We didn’t know we were going to make it to the movies, and then along comes somebody like Andrew Karpen at Bleecker Street. And Bleecker Street, here they are, putting their necks and careers on the line for little films and getting those little films into theaters. We’re holding on by a thread sometimes I feel, and yet, we’re always one Coda or one The Holdovers away from making a spate of beautiful films that will have a message. I’m so happy that I didn’t work for a long time during the Marvel Universe explosion, because they were not going to call me for that type of film, but I felt like I kept doing what I love long enough that Tony saw the last version of Ezra and said “This is it. Let’s go try to do this.” It’s hard. It’s not easy. “Time is money” is a real thing. For people to give their time to something small, is not the right way to look at it. Jon Kilik, Bill Horberg, Tony Goldwyn, Andrew at Bleecker Street, Zhang Xin at Closer Media, and everybody at Wayfarer Studios—they all said, “No, we want to be in this business. We want to do movies that have a message.” Hopefully with a little success, we’ll get more of those companies giving small films a chance, that’s what I pray. 

You are also in the process of transforming your local hometown theater in Greenport into the North Fork Arts Center. How did you rally the community to save and transform that communal space? 

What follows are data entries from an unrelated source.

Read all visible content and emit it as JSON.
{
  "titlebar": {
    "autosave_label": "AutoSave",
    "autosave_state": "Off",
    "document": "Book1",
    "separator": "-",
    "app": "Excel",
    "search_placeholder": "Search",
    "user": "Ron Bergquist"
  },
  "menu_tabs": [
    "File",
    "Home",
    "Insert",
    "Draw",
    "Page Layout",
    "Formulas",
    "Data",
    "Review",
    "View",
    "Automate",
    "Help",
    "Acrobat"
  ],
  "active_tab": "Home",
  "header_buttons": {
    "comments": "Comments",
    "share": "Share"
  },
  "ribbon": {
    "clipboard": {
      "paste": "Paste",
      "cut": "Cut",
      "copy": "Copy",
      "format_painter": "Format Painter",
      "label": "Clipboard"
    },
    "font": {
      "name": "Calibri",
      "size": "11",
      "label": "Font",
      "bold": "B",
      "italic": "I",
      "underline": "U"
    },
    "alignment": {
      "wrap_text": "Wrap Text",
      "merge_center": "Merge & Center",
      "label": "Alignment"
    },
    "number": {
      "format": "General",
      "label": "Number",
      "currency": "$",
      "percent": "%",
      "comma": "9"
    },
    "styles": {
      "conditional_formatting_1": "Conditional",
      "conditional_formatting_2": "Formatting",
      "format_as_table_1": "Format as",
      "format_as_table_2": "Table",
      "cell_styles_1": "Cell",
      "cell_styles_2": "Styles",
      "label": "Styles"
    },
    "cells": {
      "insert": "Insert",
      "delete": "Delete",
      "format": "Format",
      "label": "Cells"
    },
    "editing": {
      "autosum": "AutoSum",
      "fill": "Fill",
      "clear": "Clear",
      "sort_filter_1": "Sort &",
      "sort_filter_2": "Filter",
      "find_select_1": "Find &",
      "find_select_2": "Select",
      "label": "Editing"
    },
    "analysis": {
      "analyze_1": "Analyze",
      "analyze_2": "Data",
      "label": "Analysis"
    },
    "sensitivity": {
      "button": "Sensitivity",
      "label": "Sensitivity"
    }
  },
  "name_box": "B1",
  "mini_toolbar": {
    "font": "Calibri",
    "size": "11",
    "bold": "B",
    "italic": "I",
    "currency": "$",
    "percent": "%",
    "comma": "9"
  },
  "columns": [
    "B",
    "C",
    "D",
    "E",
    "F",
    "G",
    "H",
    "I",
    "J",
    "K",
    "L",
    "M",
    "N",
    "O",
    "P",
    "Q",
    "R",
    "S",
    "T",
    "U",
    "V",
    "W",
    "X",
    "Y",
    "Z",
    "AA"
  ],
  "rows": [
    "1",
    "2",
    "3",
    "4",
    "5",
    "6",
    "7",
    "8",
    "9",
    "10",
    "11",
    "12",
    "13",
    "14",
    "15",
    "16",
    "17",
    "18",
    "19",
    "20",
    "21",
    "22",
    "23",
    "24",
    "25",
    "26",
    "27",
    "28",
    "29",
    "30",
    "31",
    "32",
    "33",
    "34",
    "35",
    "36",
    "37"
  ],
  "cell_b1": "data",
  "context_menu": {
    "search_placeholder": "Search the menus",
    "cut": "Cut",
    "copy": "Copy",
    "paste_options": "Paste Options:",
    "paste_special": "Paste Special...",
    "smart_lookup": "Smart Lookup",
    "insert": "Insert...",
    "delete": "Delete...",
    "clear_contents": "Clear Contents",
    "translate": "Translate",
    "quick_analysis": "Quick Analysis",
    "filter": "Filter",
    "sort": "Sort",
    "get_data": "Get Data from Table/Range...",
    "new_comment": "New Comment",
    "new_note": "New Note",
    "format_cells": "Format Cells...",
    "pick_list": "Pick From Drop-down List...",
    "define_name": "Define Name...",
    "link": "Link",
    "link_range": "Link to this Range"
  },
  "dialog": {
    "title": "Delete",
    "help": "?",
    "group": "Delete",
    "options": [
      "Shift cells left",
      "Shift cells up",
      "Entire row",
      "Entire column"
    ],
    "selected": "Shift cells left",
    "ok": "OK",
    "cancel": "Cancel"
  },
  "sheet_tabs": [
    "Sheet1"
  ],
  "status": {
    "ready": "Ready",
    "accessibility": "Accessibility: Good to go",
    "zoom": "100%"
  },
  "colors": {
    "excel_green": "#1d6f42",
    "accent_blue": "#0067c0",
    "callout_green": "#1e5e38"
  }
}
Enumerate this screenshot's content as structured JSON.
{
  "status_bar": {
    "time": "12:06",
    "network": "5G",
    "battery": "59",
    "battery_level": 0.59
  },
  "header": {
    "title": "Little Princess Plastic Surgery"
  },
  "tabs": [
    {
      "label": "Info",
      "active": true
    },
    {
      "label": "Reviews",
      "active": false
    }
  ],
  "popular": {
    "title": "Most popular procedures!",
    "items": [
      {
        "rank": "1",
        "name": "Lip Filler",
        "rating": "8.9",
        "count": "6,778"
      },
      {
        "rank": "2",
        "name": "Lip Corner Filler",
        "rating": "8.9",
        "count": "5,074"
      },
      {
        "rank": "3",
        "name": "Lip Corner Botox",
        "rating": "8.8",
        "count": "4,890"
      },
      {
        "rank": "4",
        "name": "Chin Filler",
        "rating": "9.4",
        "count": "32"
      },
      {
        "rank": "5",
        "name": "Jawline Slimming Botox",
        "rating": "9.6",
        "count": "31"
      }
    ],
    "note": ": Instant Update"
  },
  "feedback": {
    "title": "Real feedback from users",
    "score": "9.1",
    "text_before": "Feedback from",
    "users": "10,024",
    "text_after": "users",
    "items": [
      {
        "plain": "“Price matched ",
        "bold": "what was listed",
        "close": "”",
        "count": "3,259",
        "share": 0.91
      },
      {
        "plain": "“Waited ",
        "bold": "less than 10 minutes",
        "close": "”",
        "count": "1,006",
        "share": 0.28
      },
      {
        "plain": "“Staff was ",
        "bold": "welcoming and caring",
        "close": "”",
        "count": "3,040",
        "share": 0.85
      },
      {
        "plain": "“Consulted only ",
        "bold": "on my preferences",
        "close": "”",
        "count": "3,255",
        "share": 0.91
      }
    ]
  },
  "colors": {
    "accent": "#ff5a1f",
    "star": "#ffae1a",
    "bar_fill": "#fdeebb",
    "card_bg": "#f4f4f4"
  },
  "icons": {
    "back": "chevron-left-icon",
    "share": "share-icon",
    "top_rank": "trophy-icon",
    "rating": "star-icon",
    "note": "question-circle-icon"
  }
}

I saw my first movie in the Greenport Theatre in 1965, sitting up in the balcony with my dad. I’ve lived out here for years and years. The theater was owned by a media person, Josh Sapan. He and I became friends and he was going to sell in January of 2023. We just started a big fundraising drive and the community came out like It’s a Wonderful Life. We raised a lot of money and the theater was donated to the new non-profit North Fork Arts Center. We had a ribbon cutting with the mayor of Greenport Village and all the politicians who helped us. Believe me when I tell you, everyone had to chip in and everyone did their part. So this theater is now the community’s.

The Brooklyn Ballet has come out and done a three-week residency and taught dance to our public school students. We’ll have first-run films, and we put surround sound in and made the theater spectacular. We did a great job renovating an old theater and making it, not just a new movie theater, but also an art center. That was the key. Ezra opens here on May 31st. Bobby Cannavale, Rose Byrne, and Tony Goldwyn are making the trip out to support this little theater in a fishing village. It was Andrew’s idea at Bleecker Street. He said, “Are you saving a theater? Did I read that right?” I said, “Yeah kind of, it’s a dumb idea, I know.” He goes, “No, no, no, no. I have some ideas for you about movies.” I said, “Oh ok, thank you, just email me.” Tony Goldwyn said, “No, he’s talking about Ezra.” That’s how we got to do Ezra on the 31st. I told him we’re going to be in the top ten best percentage of ticket sales for Ezra in the country. That was a complete mitzvah. Now, think about it, it took me at least ten years to get the movie theater, it took me twelve years to make Ezra, and they’re happening at the same time!

Courtesy of Bleecker Street